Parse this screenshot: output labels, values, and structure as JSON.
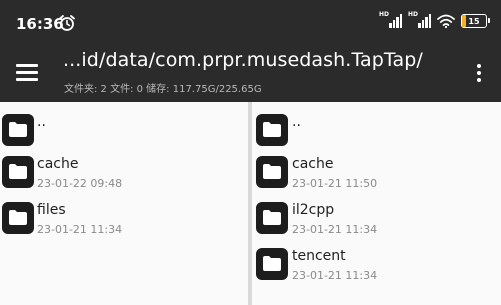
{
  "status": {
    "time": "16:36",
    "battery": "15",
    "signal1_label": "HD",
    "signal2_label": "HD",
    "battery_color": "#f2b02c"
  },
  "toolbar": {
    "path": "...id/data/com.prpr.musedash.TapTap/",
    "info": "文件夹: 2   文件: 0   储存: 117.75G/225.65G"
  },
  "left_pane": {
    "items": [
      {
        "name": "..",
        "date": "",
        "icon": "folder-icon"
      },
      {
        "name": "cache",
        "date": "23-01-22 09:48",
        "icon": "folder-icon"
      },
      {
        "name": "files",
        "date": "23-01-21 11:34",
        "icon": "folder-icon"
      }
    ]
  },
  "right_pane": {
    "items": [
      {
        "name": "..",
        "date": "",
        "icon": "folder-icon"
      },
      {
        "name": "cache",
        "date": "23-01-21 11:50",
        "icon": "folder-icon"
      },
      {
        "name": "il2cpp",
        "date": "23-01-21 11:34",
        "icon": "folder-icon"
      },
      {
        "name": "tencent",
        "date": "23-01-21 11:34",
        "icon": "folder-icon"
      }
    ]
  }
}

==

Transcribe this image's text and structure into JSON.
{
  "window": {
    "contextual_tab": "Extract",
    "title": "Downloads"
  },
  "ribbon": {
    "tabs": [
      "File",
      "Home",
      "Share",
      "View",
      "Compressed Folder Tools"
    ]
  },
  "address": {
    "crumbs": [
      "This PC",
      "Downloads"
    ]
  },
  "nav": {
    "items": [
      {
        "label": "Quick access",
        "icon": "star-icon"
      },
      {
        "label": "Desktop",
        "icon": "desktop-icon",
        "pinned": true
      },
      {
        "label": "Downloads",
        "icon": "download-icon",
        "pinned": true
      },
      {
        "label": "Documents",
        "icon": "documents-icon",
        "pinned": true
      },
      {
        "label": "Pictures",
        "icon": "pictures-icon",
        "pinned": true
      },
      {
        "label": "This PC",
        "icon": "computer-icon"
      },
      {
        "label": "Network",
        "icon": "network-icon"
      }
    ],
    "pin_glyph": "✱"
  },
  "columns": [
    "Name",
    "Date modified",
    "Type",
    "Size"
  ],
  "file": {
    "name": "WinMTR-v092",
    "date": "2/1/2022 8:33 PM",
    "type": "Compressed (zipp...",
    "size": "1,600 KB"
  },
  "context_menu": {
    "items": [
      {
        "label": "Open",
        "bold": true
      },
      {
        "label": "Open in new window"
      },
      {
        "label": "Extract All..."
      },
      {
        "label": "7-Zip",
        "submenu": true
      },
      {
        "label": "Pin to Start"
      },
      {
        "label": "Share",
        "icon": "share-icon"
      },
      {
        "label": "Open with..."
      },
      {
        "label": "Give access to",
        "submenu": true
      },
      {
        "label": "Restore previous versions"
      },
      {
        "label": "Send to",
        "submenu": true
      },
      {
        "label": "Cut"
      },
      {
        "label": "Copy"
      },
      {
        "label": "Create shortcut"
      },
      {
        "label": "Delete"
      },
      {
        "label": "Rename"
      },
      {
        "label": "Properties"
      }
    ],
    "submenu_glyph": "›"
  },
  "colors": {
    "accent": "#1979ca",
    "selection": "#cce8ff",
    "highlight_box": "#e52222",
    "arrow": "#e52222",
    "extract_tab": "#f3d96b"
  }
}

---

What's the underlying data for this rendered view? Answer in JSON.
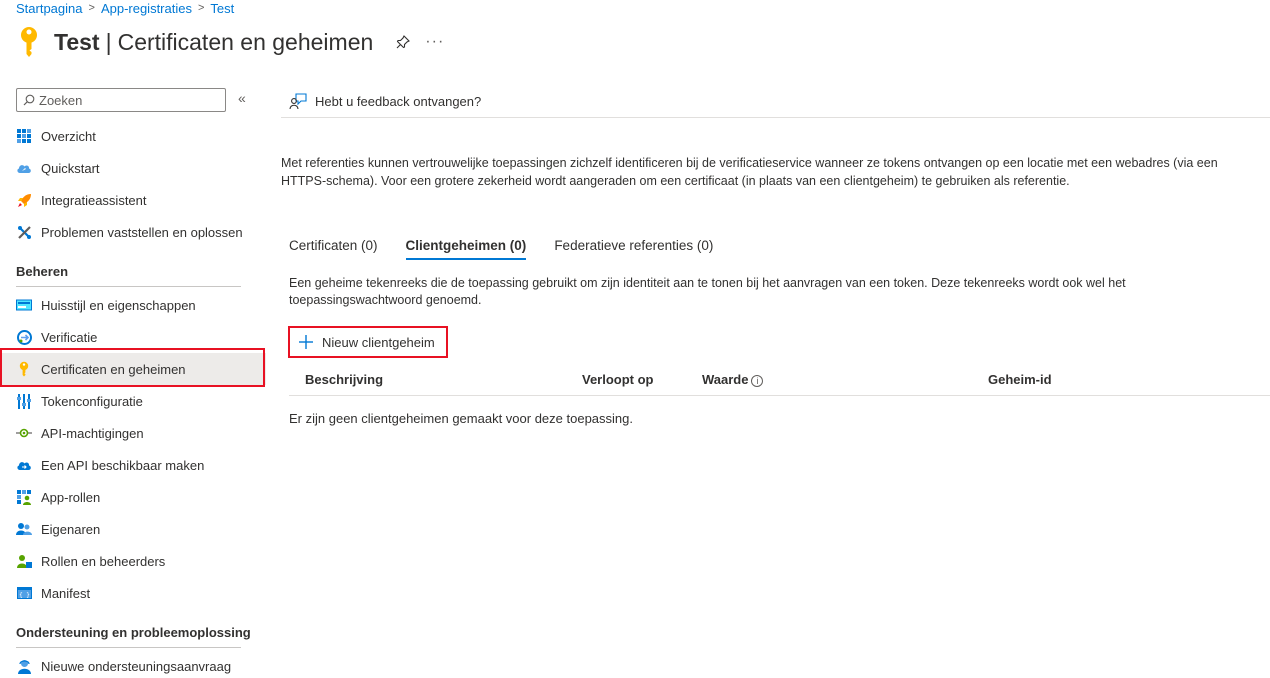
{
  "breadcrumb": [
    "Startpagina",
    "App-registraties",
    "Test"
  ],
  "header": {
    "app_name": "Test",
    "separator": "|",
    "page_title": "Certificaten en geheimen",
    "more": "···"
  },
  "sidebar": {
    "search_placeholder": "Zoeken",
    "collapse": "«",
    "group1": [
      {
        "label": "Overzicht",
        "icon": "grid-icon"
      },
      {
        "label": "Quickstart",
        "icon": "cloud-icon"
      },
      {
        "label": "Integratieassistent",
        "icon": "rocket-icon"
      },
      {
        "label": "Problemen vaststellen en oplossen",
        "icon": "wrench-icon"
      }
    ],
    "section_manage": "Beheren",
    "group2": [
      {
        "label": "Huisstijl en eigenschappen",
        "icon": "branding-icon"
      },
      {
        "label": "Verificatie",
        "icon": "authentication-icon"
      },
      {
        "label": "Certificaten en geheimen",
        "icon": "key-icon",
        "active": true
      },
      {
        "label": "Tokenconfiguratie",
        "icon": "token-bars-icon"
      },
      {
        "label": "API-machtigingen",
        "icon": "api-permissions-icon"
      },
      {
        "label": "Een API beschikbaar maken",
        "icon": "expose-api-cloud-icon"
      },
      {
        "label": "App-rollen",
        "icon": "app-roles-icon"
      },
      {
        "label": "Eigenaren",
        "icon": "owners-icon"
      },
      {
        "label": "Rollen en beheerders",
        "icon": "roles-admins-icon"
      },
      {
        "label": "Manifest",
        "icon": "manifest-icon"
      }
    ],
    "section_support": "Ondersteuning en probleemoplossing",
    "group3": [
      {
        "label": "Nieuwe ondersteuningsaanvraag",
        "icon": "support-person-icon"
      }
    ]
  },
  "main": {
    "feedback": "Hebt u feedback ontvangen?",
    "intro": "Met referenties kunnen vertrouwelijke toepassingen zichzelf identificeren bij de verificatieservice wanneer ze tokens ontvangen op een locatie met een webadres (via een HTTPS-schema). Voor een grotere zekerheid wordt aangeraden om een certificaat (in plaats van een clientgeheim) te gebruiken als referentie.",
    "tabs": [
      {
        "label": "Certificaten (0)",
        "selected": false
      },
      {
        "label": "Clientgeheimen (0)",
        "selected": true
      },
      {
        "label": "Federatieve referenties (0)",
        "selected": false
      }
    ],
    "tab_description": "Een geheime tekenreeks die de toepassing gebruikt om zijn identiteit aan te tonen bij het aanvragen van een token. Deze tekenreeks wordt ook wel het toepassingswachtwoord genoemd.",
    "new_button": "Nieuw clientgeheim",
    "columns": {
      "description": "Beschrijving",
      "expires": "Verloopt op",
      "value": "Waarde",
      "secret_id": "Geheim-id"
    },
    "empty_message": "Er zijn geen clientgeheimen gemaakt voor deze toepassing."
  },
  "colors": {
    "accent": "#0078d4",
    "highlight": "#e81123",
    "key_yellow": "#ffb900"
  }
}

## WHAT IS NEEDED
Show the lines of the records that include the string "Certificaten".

## SOLUTION
    "page_title": "Certificaten en geheimen",
        "label": "Certificaten en geheimen",
        "label": "Certificaten (0)",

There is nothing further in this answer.